Using mulch to stop weeds is one of the best, and greenest, ways possible to protect your plants. However, before you go out and buy the first bag of mulch that you come across, there are a few things that you need to know. Here are some simple guidelines that you can use to ensure that you choose the best possible mulch for your needs.
- Benefits of using mulch. Basically speaking, mulch is one of the best tools that you can have in your gardening arsenal. The reasons for this is simple, this wonderful material will save you time, money, and effort when gardening. By properly using mulch, you can limit the amount of water you need to apply to your plants to keep them health, while also protecting them from weeds and other pests. Another great benefit from using mulch, is that if you use an organic one, it will also act as a slow release fertilizer that can actually help your soil.
- Drawbacks of mulch. For every good there is also a bad, and it is no different with mulch. One of the problems that mulch has is one of its benefits as well, it retains heat and moisture. This can be good during the early spring, and late fall. However, if you use too much mulch during the summer, or apply too much water, you can literally steam the roots of your plants. Make sure that you always use the proper amount of mulch for your specific plant, and the seasonal conditions.
- What type of mulch to use? There are tons of mulches out there that you can choose from. These can be made from everything under the sun. Some of the most common types are made from shredded bark, leaves and grass, compost, and even rubber.
- Using mulch properly. Each type of mulch is basically used in a similar manner, which is to lay a bed of material around the base of your plant. This base will be, on average, between one inch and three inches thick. Typically, you use a lower thickness around smaller plants, while you use thicker amounts around larger plants (such as trees). Ideally, when you are using a mulch, you should use something that is organic. That way you are not only helping to protect the plant, but also helping to restore the nutrients that the plant removes.

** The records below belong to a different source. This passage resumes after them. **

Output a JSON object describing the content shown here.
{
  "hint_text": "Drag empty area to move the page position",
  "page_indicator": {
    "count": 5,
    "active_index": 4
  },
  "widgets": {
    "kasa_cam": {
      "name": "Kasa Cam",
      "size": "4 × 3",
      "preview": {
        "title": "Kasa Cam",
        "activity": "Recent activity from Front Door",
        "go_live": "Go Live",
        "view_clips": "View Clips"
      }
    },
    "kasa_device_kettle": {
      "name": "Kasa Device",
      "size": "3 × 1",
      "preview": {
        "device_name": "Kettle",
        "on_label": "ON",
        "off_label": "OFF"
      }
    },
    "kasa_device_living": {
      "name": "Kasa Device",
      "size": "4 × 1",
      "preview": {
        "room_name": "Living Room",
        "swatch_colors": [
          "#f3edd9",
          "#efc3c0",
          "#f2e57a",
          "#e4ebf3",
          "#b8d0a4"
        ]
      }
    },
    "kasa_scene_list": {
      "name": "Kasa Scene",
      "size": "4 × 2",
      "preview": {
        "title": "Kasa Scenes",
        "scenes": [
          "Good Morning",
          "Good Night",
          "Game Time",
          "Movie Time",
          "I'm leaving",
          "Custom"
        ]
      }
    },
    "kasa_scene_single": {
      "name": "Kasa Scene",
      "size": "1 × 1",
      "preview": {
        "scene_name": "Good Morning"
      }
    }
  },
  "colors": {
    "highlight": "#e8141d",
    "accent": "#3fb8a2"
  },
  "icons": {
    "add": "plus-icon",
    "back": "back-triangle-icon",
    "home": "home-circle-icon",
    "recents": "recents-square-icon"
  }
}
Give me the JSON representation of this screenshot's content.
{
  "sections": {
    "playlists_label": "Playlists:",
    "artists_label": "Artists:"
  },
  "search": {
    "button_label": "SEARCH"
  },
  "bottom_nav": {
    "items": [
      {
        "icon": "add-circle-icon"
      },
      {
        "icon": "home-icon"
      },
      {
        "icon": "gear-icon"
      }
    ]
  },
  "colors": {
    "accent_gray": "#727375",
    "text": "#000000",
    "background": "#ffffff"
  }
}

However, if you are simply looking for something to make your landscape "pretty" then this doesn't matter as much.